Use the link below to find out the simulation that you need for part 1 and 2 of this experiment.
Click Here
Find out the image characteristic for each situation:

1. Concave mirror do > 2f

do = 10            di = ………..   inverted or uprigh
ho = 2              hi = ………..   Real or Virtual
Concave mirror do < f
do = 3              di = ………..   inverted or upright
ho = 2              hi = ………..   Real or Virtual
Use the link below to find out the simulation that you need for part 3 and 4 of this experiment.
Click Here
Find out the image characteristic for each situation

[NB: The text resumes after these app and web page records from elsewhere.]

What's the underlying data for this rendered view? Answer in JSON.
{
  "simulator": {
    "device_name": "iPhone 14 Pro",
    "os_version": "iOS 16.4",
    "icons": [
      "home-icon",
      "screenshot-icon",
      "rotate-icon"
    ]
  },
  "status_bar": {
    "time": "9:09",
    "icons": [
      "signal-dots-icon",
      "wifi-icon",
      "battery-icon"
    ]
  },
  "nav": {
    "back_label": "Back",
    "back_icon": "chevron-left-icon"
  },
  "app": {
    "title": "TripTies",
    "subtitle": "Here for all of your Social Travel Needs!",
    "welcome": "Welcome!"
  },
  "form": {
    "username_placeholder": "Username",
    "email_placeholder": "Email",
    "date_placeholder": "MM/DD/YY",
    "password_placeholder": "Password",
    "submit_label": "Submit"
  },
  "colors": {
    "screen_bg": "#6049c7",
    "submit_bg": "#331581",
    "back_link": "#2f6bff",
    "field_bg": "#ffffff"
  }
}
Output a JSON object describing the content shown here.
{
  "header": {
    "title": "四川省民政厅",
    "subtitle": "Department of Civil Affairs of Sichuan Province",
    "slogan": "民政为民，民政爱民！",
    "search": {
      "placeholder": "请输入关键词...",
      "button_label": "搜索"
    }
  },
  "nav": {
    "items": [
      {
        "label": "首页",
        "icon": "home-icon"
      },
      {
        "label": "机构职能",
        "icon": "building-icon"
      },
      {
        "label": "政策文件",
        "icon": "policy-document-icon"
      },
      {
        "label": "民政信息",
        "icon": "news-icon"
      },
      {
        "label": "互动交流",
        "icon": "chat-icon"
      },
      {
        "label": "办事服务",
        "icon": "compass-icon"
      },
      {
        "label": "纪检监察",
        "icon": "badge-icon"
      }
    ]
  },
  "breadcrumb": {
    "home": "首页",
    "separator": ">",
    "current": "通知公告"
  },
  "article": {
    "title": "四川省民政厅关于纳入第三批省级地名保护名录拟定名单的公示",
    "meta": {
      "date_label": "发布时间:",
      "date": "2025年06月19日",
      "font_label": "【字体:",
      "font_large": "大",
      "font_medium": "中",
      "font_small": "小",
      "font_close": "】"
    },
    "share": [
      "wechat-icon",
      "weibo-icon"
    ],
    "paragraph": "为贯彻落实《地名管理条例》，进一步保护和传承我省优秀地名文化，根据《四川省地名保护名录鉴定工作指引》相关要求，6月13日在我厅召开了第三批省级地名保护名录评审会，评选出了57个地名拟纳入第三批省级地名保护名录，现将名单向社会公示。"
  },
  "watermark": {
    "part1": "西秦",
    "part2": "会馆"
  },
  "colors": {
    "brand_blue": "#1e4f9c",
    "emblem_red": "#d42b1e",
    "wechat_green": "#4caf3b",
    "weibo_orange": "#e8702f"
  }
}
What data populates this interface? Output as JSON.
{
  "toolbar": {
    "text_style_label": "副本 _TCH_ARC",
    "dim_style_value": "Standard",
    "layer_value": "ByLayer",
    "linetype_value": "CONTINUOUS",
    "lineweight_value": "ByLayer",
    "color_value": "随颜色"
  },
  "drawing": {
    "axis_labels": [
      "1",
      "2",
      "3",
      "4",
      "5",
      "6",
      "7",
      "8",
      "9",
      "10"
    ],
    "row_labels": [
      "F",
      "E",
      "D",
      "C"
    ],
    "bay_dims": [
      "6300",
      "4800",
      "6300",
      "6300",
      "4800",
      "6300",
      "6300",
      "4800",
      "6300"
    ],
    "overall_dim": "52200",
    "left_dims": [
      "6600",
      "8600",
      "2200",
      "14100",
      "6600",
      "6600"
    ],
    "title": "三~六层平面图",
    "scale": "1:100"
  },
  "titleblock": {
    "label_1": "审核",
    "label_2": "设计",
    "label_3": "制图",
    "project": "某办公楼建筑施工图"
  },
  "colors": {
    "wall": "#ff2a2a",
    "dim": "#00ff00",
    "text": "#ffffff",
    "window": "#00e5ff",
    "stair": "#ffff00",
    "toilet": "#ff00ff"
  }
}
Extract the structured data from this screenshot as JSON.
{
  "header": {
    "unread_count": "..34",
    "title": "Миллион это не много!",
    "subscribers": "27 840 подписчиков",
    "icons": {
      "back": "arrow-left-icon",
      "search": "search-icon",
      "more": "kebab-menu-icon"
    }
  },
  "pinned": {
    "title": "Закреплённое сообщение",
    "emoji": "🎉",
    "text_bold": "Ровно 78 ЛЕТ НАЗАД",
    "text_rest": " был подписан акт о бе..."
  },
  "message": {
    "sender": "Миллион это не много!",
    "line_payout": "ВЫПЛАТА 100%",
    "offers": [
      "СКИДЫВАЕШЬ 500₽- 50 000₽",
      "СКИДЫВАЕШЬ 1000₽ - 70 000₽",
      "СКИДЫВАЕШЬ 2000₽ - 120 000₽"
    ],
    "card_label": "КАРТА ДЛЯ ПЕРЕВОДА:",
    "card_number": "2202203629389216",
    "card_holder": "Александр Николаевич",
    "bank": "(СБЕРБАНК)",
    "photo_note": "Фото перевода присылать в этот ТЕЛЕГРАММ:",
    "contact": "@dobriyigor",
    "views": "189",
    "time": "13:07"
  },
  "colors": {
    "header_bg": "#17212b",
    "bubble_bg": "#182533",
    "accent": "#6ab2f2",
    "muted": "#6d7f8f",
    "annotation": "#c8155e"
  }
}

1. Convex lens do < f

do = 3              di = ………..   inverted or upright
ho = 1              hi = ………..   Real or Virtual
M = …………
Convex lens do > 2 f
do = 12            di = ………..   inverted or upright
ho = 2              hi = ………..   Real or Virtual
M = …………

# Image Characteristic for Mirror and Lens

Use the link below to find out the simulation that you need for part 1 and 2 of this experiment.
Click Here
Find out the image characteristic for each situation:

1. Concave mirror do > 2f

do = 10            di = ………..   inverted or upright
ho = 2              hi = ………..   Real or Virtual
Concave mirror do < f
do = 3              di = ………..   inverted or upright
ho = 2              hi = ………..   Real or Virtual
Use the link below to find out the simulation that you need for part 3 and 4 of this experiment.
Click Here
Find out the image characteristic for each situation:

1. Convex lens do < f

do = 3              di = ………..   inverted or upright

ho = 1              hi = ………..   Real or Virtual
M = …………
Convex lens do > 2 f
do = 12            di = ………..   inverted or upright
ho = 2              hi = ………..   Real or Virtual
M = …………

## Physics Lab Report: Resistance and Ohm’s Law

Physics Lab Report: Resistance and Ohm’s Law

# Resistance and Ohm’s Law

Resistance Measurements
The resistance is identifying by the color code (Rcode). You can find the color code table and the figure example below.

 Color Number Multiplier Tolerance Black 0 1=100 Brown 1 101 Red 2 102 Orange 3 103 Yellow 4 104 Green 5 105 Blue 6 106 Violet 7 107 Gray 8 108 White 9 109 Gold 10-1 5% Silver 10-2 10% None 20%

## 2. Ohm’s Law

Equipment:
4          AA battery holder
4          AA battery (1.5 volts)
10        75 Ω resistors
1          DC analog ammeter
1          digital voltmeter
-Set up a DC series circuit with 75 Ω the Battery and the “wire wound” resistor provided.
-Connect an ammeter in series with the resistor and a voltmeter in parallel with the resistor.
-read the Ammeter and Voltmeter and Right down the value in First Row of Table.

 Current I (ammeter value) Voltage V (voltmeter Value) I = V = I = V = I = V = I = V =

– Add Another battery in series to frist one and again try to read the numbers voltmeter and ammeter and write down the numbers in second table.

## Batteries in Series

-repeat the experiment for 3 batteries and 4 batteries in series and for each situation read the value for ammeter and voltmeter and write down the value in 3th and 4th row of table .
-Plot V vs I. (V vertical and I horizontal) and find the slop of graph (Y4-Y1) / (X4-X1). this number should be close to 75Ω.
-Calculate the percentage error. (theoretical number is 75.

## Separation of an Acid; Base; and Neutral Compound by Extraction (Lab Report)

Separation of an Acid; Base; and Neutral Compound by Extraction (Lab Report)
Required

• Purpose,
• Theory,
• Procedure,
• Data and calculations,
• Results, and
• Conclusion.
• Don’t forget to watch the videos.
• Everything is in the uploaded file.

## Separation of an Acid; Base; and Neutral Compound by Extraction (Lab Report)

Separation of an Acid; Base; and Neutral Compound by Extraction (Lab Report)
Required

• Purpose,
• Theory,
• Procedure,
• Data and calculations,
• Results, and
• Conclusion.
• Don’t forget to watch the videos.
• Everything is in the uploaded file.